The journey was complete. The Feldbaums made it through the Ellis Island authorities and were on their way to becoming part of the Russian Jewry to settle in New York. Aaron and Judith moved to Brooklyn with their daughters and surrounded by family, they began to find a place for their Old World customs in America.
Shortly after their arrival Rachel and Clara had to find work. Neither had any skills at the time. Rachel started working for Samuel, her brother, in his fur business. She would pick up the phone and say "Hello, one moment please", and go and get Samuel. After a while Samuel was able to get a job on the same floor with a Mr. Bell who made ladies dresses. Rachel of course couldn;'t sew, but they took her on anyway. Little by little she learned, with the help of an Irish woman. Soon she was finishing off snaps and was promoted so that she became a "pinning girl", pinning together the material that was to be sewn. Clara also was very outgoing, she too wanted to make money and got a job sewing in a factory where they made silk underwear.
Of course the girl's earnings went to their mother and whenever Rachel or Clara wanted to buy something their mother gave them a dollar. It was at this time that they received a letter from their sister-in-law Emily, living in Germany with Herschel. Emily wrote in German and no one could read her letter except for Rachel, who earlier had a job during the war translating from Russian to German. Emily's letter said that Herschel was very sick, he had gotten tuberculosis when he was a prisoner of was and now his condition was very poor. Emily wanted to send him to a sanatorium, but she didn't have enough money. So the older sisters and brother in America decided to set aside some money each month to send to Emily. This was all done in secrecy so that Herschel's parents would not detect that he was ill. Rachel and Clara also wanted to contribute, but it was difficult as they gave all their earnings to their mother. They decided to ask their mother for movie money and instead of going to the movies, they would sit in the park for three hours an save what they could to send to Emily for Herschel.

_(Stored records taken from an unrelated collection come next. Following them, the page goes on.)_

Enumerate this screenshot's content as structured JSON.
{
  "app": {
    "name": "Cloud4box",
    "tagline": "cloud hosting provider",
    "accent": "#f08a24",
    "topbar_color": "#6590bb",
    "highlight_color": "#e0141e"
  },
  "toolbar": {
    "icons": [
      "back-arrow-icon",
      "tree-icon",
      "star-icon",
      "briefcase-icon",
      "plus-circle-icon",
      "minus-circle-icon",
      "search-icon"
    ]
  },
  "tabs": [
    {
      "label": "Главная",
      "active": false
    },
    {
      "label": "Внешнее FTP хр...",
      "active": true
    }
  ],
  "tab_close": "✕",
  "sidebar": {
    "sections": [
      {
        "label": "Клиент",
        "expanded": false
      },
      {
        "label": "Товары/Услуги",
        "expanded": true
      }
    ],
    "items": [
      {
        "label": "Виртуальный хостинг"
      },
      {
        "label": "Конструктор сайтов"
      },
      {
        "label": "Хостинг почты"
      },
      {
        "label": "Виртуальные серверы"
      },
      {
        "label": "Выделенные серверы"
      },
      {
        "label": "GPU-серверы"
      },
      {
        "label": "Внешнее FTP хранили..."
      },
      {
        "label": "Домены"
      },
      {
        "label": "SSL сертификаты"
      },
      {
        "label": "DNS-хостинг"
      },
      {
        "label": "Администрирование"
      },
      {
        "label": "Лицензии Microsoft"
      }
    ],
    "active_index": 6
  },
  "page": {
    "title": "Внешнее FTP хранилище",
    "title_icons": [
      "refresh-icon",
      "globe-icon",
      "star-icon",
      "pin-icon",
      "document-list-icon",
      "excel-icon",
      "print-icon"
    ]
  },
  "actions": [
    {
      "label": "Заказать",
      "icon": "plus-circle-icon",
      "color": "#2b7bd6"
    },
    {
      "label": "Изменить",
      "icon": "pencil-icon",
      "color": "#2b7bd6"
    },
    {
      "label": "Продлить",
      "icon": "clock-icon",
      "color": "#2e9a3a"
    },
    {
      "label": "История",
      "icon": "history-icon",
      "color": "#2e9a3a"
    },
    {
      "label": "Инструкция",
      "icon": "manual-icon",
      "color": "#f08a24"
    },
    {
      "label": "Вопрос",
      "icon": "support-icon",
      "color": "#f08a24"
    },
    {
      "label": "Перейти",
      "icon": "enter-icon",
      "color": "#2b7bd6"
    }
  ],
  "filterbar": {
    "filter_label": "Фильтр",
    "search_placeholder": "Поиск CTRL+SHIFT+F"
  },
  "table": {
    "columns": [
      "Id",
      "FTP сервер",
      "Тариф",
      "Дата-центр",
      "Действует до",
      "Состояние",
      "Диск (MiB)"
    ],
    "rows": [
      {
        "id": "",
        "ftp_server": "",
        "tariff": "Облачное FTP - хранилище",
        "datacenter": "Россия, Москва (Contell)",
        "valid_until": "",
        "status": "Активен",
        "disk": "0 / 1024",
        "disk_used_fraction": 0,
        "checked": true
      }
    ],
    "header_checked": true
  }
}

The miracle that occurred was that none of the children ever told their parents of Herschel's illness. In 1924, shortly after the letter arrived that Herschel had died, Aaron had a dream of his own son's death. Deeply worried, he went to Pauline and asked her to tell him what she knew. While Judith was still unaware, Aaron began to recite kaddish for his son in schul. One day Judith went to the market and a friend asked her, "Who does your husband say kaddish after?". Of course she didn't know, but at home immediately asked Aaron for whom he said kaddish. It was then that she found out her son had died.
Aaron Joshua Feldbaum and Leah Yudas (Judith) Smargon Feldbaum with two of their daughters and a grandson. The photo was taken in New York City but the exact place and date are currently unknown.
Sonny Zafman: This past Sunday (January 24, 1999) I had a chance to talk to Howard Mescon about our grandmother, Judith Feldman. Howard and his mother Rose (Feldbaum Cohen) lived with my grandparents for a number of years. He is the only one that is still alive that remembers her. He said that she was a very quiet, shy person but that she was extremely loving. He never remembers her getting outwardly angry. She busied herself with taking care of the household. I suppose that it was a traditional Jewish old world home, where the father was catered to by everyone. In this case it must have been easy because my grandfather, Aaron was such a warm and loving person.